- Lucas Neufeld has been competing in MMA for over three years, but has never had the opportunity to do so in the fight capital of the world. Until Friday night.
Although Neufeld, 25, is “stoked” about fighting in Las Vegas and has given the fight plenty of hype, he said the reward is going to be celebrating the win with his family and friends.
“When I get there, it’s just going to be another ring. I’m going to go in there, do my thing, beat a guy’s ass, get paid for it, and go celebrate with my family in Vegas, of all places,” said Neufeld in an interview.
“I have a troop of people making the trip.”
But standing in front of Neufeld and a Vegas celebration is a tough opponent in Leavitt, who has four of his five victories, including amateur, by submission.
Neufeld said he’s well aware of Leavitt’s skill on the mat, and will look to keep the fight standing and walk out of the cage with a knockout.
“I really believe lighting is going to strike, and it’s going to strike on his jaw,” said Neufeld.
“If I don’t knock him out in the first, I’m prepared to go the full three rounds. It could end up being gritty. He’s tough and has good endurance.”
While Neufeld isn’t looking past Leavitt, he said it’s been confirmed his next fight will be back home in Lethbridge, Alta., when Z-Promotions returns for Fight Night 8 on Jan. 25.
But since reaching 3-0 in his professional career, Neufeld said he’s been taking heat from certain people, including Mahon, for accepting easy fights, and said he would only be proving those people right if he accepted a fight with Mahon, if he had a below .500 record.
“If he has a losing record coming out of his next fight, there’s no way I’m fighting him,” said Neufeld.
“If he wins his next fight and wants to fight me in January, I’d love to make his wish come true.”
Leavitt Standing Strong
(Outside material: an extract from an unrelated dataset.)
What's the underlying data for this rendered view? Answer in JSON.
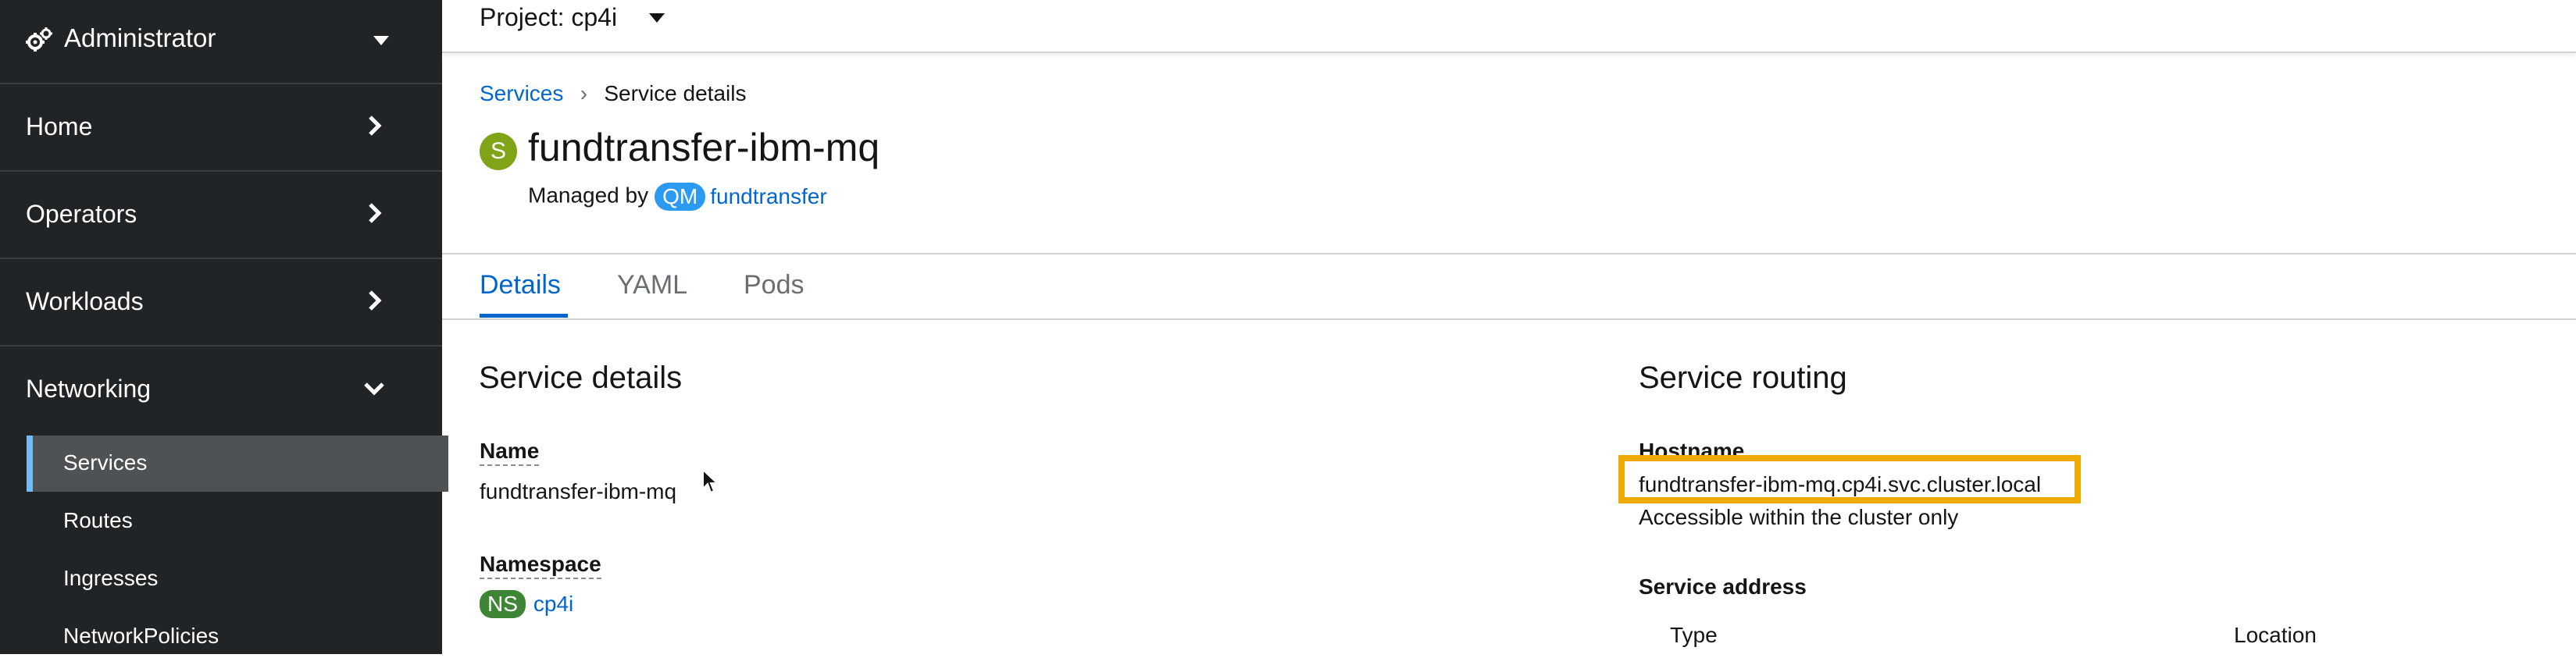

On the opposite side of the cage, Leavitt is looking to ensure Neufeld won’t be undefeated heading into a potential matchup with Mahon, while also remaining undefeated himself.
Although he’s shown a strong jiu-jitsu game so far in his young career, Leavitt said he’s confident in his ability to win this fight, no matter where it goes.
“If I see an opening to enforce my will, I’m going to take it to the ground and do what I usually do in all my fights,” said Leavitt in an interview.
“But I also feel very confident on the feet, and I’m not worried wherever this fight goes.”
With Leavitt being a Las Vegas resident, this will be a hometown fight for the 23-year-old training out of Syndicate MMA.
And while he may have support from the heavy majority of the crowd in attendance, Leavitt said he has one fan who will make enough noise for the entire building.
“The cheers from the crowd probably aren’t going to get to me because my mom is louder than everybody put together,” said Leavitt.
“When my mom is on the sideline, it’s already like I have the whole crowd behind me.”
Following a successful undefeated amateur career, Leavitt kicked off his professional career with a submission win back in Oct. 2017, and doesn’t plan on taking his first loss on Friday.
Although Neufeld is “a nice Canadian dude,” Leavitt said he intends on sending him home with his first loss as a professional.
“I’m going to pressure him, he’s going to try to push me back, but won’t be able to, and I think he’s going to panic,” said Leavitt.
“When that happens, I’m going to find a way to capitalize on it and finish the fight.”
“I just want to thank my friends, my family and my training partners because I can’t do what I want to do with my life without them.”